* What this task involves
What follows is a listing to be repeated in full and without alteration.

* Data
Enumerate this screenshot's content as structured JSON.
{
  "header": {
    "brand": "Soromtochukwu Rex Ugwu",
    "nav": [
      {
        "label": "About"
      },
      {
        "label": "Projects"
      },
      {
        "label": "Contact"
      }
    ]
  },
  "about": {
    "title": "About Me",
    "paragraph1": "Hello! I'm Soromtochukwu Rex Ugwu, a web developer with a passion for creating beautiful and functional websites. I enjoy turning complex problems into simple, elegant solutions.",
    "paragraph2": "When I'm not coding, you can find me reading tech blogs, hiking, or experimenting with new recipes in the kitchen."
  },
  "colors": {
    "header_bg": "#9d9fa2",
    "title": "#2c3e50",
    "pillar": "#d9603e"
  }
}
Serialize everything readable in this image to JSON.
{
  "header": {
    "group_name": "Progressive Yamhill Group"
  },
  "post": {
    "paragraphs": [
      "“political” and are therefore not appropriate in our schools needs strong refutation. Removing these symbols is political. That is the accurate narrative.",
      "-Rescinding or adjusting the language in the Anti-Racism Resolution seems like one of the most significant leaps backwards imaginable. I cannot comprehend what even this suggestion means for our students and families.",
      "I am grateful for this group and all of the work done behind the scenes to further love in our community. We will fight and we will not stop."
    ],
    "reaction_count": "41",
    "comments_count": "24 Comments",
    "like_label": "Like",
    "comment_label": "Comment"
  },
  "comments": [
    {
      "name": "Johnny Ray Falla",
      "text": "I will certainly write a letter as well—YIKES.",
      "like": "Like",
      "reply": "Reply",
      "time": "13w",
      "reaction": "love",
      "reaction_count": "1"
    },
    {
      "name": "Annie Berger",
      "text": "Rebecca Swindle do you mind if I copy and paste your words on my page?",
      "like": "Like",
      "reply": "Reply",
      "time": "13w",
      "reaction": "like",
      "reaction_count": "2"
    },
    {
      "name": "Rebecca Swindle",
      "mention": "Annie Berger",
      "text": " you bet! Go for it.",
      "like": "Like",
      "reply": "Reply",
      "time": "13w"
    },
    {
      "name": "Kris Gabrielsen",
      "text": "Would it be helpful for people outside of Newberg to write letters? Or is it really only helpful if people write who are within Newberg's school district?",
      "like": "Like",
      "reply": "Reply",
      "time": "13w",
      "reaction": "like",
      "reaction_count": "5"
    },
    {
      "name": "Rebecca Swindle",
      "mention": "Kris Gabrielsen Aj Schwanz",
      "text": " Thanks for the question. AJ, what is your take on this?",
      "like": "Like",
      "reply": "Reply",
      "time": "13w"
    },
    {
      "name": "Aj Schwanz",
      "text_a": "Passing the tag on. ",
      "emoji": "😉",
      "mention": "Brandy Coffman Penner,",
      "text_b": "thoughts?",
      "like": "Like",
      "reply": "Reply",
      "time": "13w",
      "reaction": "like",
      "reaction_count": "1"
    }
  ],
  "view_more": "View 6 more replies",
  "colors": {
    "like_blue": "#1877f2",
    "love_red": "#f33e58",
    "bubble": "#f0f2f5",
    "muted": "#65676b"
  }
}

* Final answer
Enumerate this screenshot's content as structured JSON.
{
  "header": {
    "brand": "Soromtochukwu Rex Ugwu",
    "nav": [
      {
        "label": "About"
      },
      {
        "label": "Projects"
      },
      {
        "label": "Contact"
      }
    ]
  },
  "about": {
    "title": "About Me",
    "paragraph1": "Hello! I'm Soromtochukwu Rex Ugwu, a web developer with a passion for creating beautiful and functional websites. I enjoy turning complex problems into simple, elegant solutions.",
    "paragraph2": "When I'm not coding, you can find me reading tech blogs, hiking, or experimenting with new recipes in the kitchen."
  },
  "colors": {
    "header_bg": "#9d9fa2",
    "title": "#2c3e50",
    "pillar": "#d9603e"
  }
}
Serialize everything readable in this image to JSON.
{
  "header": {
    "group_name": "Progressive Yamhill Group"
  },
  "post": {
    "paragraphs": [
      "“political” and are therefore not appropriate in our schools needs strong refutation. Removing these symbols is political. That is the accurate narrative.",
      "-Rescinding or adjusting the language in the Anti-Racism Resolution seems like one of the most significant leaps backwards imaginable. I cannot comprehend what even this suggestion means for our students and families.",
      "I am grateful for this group and all of the work done behind the scenes to further love in our community. We will fight and we will not stop."
    ],
    "reaction_count": "41",
    "comments_count": "24 Comments",
    "like_label": "Like",
    "comment_label": "Comment"
  },
  "comments": [
    {
      "name": "Johnny Ray Falla",
      "text": "I will certainly write a letter as well—YIKES.",
      "like": "Like",
      "reply": "Reply",
      "time": "13w",
      "reaction": "love",
      "reaction_count": "1"
    },
    {
      "name": "Annie Berger",
      "text": "Rebecca Swindle do you mind if I copy and paste your words on my page?",
      "like": "Like",
      "reply": "Reply",
      "time": "13w",
      "reaction": "like",
      "reaction_count": "2"
    },
    {
      "name": "Rebecca Swindle",
      "mention": "Annie Berger",
      "text": " you bet! Go for it.",
      "like": "Like",
      "reply": "Reply",
      "time": "13w"
    },
    {
      "name": "Kris Gabrielsen",
      "text": "Would it be helpful for people outside of Newberg to write letters? Or is it really only helpful if people write who are within Newberg's school district?",
      "like": "Like",
      "reply": "Reply",
      "time": "13w",
      "reaction": "like",
      "reaction_count": "5"
    },
    {
      "name": "Rebecca Swindle",
      "mention": "Kris Gabrielsen Aj Schwanz",
      "text": " Thanks for the question. AJ, what is your take on this?",
      "like": "Like",
      "reply": "Reply",
      "time": "13w"
    },
    {
      "name": "Aj Schwanz",
      "text_a": "Passing the tag on. ",
      "emoji": "😉",
      "mention": "Brandy Coffman Penner,",
      "text_b": "thoughts?",
      "like": "Like",
      "reply": "Reply",
      "time": "13w",
      "reaction": "like",
      "reaction_count": "1"
    }
  ],
  "view_more": "View 6 more replies",
  "colors": {
    "like_blue": "#1877f2",
    "love_red": "#f33e58",
    "bubble": "#f0f2f5",
    "muted": "#65676b"
  }
}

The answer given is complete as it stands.